During the summer, mentors will check with students at least weekly to make sure they are staying on schedule and help with any obstacles that might arise. Students are also expected to regularly update their mentors and the Octave maintainers community on their progress via e-mails and blog posts.
Overall, the vast majority of our over 30 previous SoC students have finished successfully, making substantive contributions to Octave that have been integrated into our codebase.
How will you get your students involved in your community during GSoC? (1000 chars)Edit
Students will be urged to participate in our chat channel and mailing list. We will set clear expectations on the minimum frequency of email progress updates, typically every two to three days. Students will also set up a blog for longer, weekly, updates which will be aggregated at http://planet.octave.org
Everything should be completely open. Almost all interactions with the student should be public, e.g. contacting the mentor should happen in the public IRC channel or copy the maintainers mailing list.
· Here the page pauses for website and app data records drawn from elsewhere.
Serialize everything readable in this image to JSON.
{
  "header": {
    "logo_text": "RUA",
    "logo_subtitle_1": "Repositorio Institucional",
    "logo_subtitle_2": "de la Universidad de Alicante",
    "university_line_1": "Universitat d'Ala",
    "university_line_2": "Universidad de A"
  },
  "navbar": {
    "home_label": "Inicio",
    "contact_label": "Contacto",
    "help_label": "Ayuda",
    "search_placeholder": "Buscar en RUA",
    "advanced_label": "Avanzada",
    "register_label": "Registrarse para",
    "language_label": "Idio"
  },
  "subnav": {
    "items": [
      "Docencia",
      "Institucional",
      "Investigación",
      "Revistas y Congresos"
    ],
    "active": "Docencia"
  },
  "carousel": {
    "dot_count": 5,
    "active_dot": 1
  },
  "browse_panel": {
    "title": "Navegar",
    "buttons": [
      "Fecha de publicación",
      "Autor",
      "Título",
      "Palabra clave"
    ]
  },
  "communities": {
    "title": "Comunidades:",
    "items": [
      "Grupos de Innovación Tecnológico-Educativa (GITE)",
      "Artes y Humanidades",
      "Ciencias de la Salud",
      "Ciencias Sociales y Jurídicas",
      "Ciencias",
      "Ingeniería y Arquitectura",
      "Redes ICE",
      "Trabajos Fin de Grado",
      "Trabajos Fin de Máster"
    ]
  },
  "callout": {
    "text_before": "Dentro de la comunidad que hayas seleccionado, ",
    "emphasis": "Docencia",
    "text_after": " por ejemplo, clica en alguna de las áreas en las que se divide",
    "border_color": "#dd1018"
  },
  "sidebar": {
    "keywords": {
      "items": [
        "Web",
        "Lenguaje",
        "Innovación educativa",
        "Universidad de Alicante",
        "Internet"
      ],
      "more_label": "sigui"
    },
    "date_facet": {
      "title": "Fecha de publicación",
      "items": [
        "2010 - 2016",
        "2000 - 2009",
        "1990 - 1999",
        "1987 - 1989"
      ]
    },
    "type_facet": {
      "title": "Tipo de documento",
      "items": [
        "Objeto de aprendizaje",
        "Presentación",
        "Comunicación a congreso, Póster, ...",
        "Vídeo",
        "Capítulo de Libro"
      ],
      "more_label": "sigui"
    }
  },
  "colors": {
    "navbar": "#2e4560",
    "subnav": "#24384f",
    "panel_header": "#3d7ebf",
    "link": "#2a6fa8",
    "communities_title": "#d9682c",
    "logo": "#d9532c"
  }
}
Finally, we organize an annual developers' summit, OctConf, and have in previous years provided support for GSoC students to attend and present. We also hold monthly online developer meetings to discuss Octave's direction and future activities, to which GSoC students would be invited. Such meetings strengthen relationships between community members and the new students.